Mr Ashietey is alleging that the police manhandled him, but that is what someone of his nature deserves. The appeal for him to leave the scene was due to the respect the police had for him. If he were any ordinary person, such an obstruction would have faced arrest straight away. It is an illegality and no one would have appealed to him to leave in the first place. But when he made rank nonsense of all the courtesies extended to him, and was prepared to be physical, the police only had to apply force in order to get him out.
'I have been a ministerfor 3-years and three monthsand I don't think I deserve this kind of treatment,' Mr Ashietey told Joy FM. But does being a minister lift one above the laws of the state?
ACP Awuni has admitted exchanging unpleasant words with the former minister when he threatened to have him dismissed from the police service. His admission and apology, though he was provoked, seem not to have gone down with some members of the NDC hence the call for his removal from the region.
The interior minister, Mr Kobby Acheampong, over the weekend condemned ACP Awuni and DSP Kwesi Ofori on Multi TV's Newsfile programme. He also blamed the NPP parliamentary aspirant for Ablekuma South, Ms Ursula Owusu, saying she had no business in the Odododiodoo constituency, where she and others were alleged to have been beaten by NDC thugs.
For those who know Kobby Acheampong and his unguarded utterances, this does not come as a surprise. In any serious nation, he would have been stripped of his position right after the programme. Is the deputy interior minister (who is supposed to preside over the entire police service and other security agencies in the absence of the substantive minister) saying that anybody can be beaten if they go beyond their own constituencies? Is it then strange that the brutalities meted out to innocent citizens at the Odododiodoo Constituency have gone without the arrests of perpetrators who carry out those barbaric acts in broad daylight?

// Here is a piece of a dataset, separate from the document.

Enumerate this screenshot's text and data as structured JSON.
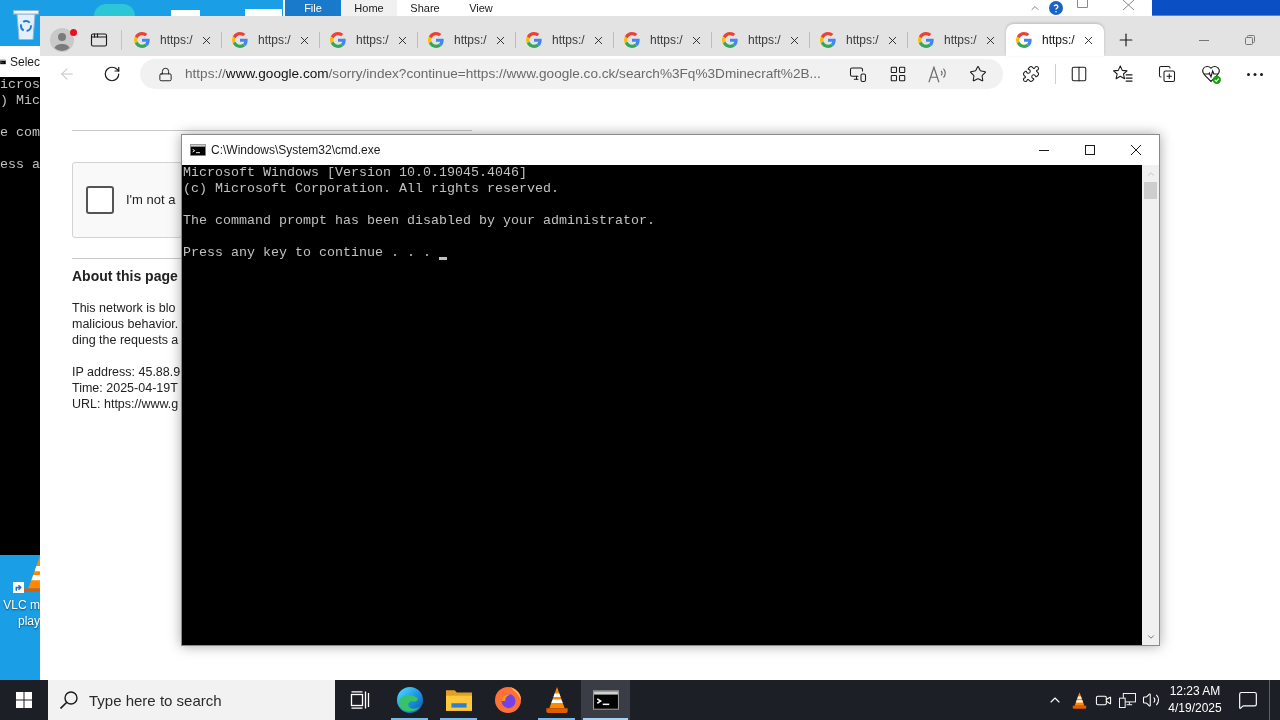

As a journalist, I'm not oblivious of the fact that some of the reports are overblown to score political points. The Daily Guide's front page of Friday April 13, 2012 carried the picture of a man wearing a white shirt soaked with blood. He was said to have been brutalised by NDC thugs and bleeding all over. His facial expression, however, depicted someone who had just won a lottery.
If reports of the NPP's plot in 2008 to litter the Volta Region with corpses from the mortuary to discredit the NDC are anything to go by, then one will not be surprised to see such publications

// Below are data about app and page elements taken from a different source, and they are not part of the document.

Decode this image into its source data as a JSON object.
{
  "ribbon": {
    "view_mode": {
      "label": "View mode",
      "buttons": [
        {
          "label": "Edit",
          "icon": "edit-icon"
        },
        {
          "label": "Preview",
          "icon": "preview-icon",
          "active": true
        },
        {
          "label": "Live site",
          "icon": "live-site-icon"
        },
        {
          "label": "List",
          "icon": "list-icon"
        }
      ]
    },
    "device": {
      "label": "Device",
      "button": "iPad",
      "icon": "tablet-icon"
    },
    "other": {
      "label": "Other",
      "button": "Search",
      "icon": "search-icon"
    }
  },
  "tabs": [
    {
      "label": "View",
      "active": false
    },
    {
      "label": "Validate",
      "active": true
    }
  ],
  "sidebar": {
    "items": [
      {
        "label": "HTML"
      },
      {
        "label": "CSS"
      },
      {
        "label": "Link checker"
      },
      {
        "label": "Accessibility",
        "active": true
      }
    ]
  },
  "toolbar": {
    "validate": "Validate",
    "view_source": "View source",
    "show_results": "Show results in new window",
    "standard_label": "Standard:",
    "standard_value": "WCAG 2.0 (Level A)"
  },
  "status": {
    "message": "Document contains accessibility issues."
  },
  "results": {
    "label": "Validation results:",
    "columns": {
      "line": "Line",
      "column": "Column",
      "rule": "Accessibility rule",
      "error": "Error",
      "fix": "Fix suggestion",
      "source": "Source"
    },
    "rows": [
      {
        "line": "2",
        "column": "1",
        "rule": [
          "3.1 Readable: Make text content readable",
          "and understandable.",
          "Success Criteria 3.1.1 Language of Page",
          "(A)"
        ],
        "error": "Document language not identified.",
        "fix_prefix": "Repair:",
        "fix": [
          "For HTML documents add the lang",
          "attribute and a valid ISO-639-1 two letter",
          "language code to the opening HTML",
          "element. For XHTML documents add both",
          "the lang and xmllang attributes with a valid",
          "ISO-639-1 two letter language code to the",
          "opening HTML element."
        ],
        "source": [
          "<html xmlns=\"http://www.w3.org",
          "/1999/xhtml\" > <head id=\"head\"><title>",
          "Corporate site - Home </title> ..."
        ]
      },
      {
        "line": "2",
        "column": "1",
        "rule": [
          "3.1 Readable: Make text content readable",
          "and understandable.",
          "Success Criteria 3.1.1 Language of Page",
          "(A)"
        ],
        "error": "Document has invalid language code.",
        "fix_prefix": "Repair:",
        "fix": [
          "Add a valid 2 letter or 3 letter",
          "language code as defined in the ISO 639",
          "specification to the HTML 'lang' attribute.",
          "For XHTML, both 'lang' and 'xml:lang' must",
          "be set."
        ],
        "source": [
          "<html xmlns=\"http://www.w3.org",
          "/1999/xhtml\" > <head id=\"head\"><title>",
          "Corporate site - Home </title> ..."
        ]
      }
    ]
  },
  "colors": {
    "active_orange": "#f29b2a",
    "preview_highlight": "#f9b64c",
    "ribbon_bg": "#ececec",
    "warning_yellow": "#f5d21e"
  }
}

This does not, however, belie the fact that there is violence in Odododiodoo and nothing seems to be done about it. That same Daily Guide carried pictures of young men with all manner of weapons with their faces shown? Who has arrested them? What have the police there done? It is such district police commanders that should be queried, not those that are dealing with wayward people who hold or have held political positions.
The current trend means any idiot can just walk up to you, beat you up and go scot-free if his government is in power. We all stand to suffer if this is not addressed.

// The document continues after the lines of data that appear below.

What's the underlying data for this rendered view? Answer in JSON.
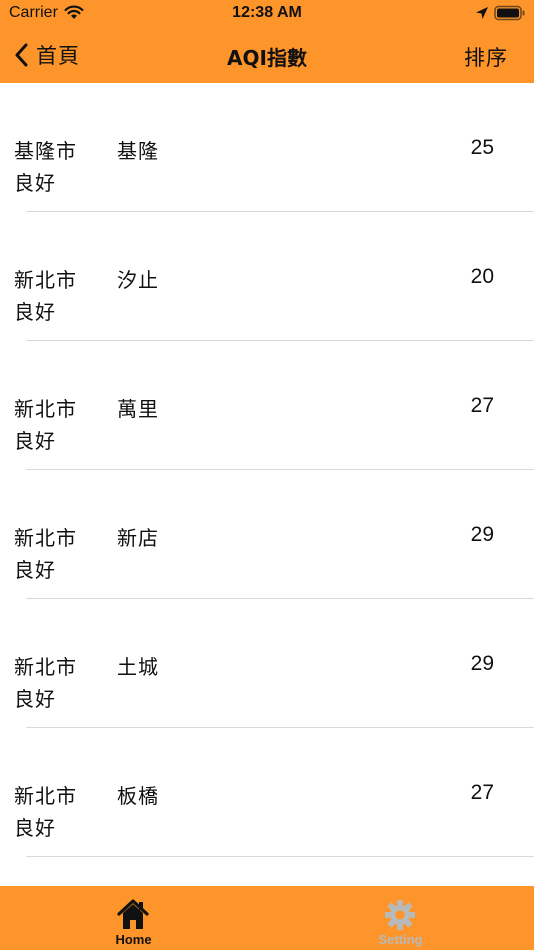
{
  "theme": {
    "accent": "#fd952a",
    "inactive_tab": "#b9b9b9",
    "separator": "#d9d9d9"
  },
  "status_bar": {
    "carrier": "Carrier",
    "time": "12:38 AM",
    "icons": [
      "wifi-icon",
      "location-icon",
      "battery-icon"
    ]
  },
  "nav": {
    "back_label": "首頁",
    "title": "AQI指數",
    "sort_label": "排序"
  },
  "list": {
    "items": [
      {
        "county": "基隆市",
        "status": "良好",
        "site": "基隆",
        "aqi": "25"
      },
      {
        "county": "新北市",
        "status": "良好",
        "site": "汐止",
        "aqi": "20"
      },
      {
        "county": "新北市",
        "status": "良好",
        "site": "萬里",
        "aqi": "27"
      },
      {
        "county": "新北市",
        "status": "良好",
        "site": "新店",
        "aqi": "29"
      },
      {
        "county": "新北市",
        "status": "良好",
        "site": "土城",
        "aqi": "29"
      },
      {
        "county": "新北市",
        "status": "良好",
        "site": "板橋",
        "aqi": "27"
      }
    ]
  },
  "tab_bar": {
    "tabs": [
      {
        "label": "Home",
        "icon": "home-icon",
        "selected": true
      },
      {
        "label": "Setting",
        "icon": "gear-icon",
        "selected": false
      }
    ]
  }
}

The IGP and senior police officers should emulate the boldness of ACP Awuni and call the bluff politicians. In the heat of the NPP primaries, a renowned economist and founding member of the NPP, Mr Kwame Pianim, said any idiot could become a flag bearer. Indeed, one does not need any qualification to become a politician.
But to be able to rise to become a top police official is not something that should be sold for a morsel of bread. Until police officials learn to be firm and respect themselves, no one will respect them. We need more of ACP Awunis in the Ghana Police Service.
If Ade Coker, Kobby Acheampong and their cohorts think they cannot work with any forthright police officer, they can go ahead and set the sea ablaze!
Savannah View is a weekly column published in the Tuesday edition of The Finder newspaper. Writer's email: email@example.com